Difficult conversation, or more specifically, difficult conversations at work with a senior is something we all face. Mostly we try to avoid it because we are unsure of the right way to tackle this. Lauri Smith elaborates on the how to handle such conversations.
Lauri Smith theorizes that soul suckers, which deplete you mentally and emotionally, are the ones in charge when you avoid difficult conversations at work with your senior. She expands on this theory by recalling an incident from when she was an instructor.
A group of disruptive students grew more louder and distracting in their behaviour over time just because she kept letting their behaviour slide. She wanted to avoid an unpleasant scene and so was avoiding the issue. One day they jeered and mocked a vulnerable student for his mistake. That is when she gathered up her courage to correct them.
Turning a blind eye or refusing to address a difficult conversation does not make it disappear. Instead, it keeps coming back to us with renewed vigour. It follows us even when we change jobs. The first step to handle this is to stop labelling it as a hard or difficult conversation. Negative labelling can lead to sweeping problems under the carpet or having incomplete conversations without proper clarification.
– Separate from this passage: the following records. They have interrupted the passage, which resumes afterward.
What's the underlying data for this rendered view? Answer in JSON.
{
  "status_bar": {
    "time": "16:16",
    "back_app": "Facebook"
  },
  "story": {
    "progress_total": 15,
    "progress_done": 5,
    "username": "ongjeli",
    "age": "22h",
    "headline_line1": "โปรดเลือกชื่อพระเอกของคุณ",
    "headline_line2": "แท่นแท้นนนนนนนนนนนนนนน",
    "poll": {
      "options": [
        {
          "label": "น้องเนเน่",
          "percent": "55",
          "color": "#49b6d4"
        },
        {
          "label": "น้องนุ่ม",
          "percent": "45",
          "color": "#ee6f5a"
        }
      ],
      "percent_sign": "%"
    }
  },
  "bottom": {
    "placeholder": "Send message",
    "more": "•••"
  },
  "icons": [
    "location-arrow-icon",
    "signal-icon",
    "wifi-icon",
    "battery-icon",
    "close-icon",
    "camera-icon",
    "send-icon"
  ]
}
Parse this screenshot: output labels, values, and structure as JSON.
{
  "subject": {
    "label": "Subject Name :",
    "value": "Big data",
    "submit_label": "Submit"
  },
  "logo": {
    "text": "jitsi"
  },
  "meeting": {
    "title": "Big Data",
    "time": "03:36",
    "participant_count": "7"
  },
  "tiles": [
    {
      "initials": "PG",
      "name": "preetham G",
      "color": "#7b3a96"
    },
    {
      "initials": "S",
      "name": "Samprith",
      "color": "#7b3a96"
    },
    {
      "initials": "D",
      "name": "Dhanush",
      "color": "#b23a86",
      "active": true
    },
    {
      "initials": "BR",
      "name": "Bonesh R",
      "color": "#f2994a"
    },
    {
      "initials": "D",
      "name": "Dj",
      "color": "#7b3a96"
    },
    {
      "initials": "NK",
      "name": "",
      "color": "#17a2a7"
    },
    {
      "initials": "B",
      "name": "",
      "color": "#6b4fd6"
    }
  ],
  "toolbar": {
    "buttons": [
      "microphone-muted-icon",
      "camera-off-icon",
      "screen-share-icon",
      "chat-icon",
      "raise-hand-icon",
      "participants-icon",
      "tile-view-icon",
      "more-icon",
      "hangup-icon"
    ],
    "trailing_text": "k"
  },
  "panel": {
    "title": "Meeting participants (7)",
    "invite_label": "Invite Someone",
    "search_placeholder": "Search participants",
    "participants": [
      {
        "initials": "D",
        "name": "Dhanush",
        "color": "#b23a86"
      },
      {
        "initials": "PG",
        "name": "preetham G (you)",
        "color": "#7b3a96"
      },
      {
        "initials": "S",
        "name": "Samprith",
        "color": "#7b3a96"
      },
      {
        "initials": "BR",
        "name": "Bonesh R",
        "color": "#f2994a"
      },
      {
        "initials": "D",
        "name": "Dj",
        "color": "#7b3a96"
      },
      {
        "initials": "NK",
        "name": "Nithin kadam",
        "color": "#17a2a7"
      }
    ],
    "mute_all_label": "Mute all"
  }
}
These are potentially dangerous situations.
Think of it as a conversation that matters. Honour it by calling it a courageous conversation. This way you will find in you the courage to tackle such a conversation. Approach the situation head on. Set an intention to resolve it and visualize the sweet rewards at the other end. It may be a stronger relationship and even an increased self -belief about handling oneself with dignity in challenging situations.
Evasion and avoidance of any difficult situation is never the answer. It is best to address that difficult conversation at work with your boss and overcome it rather than let it grow and become a potential landmine.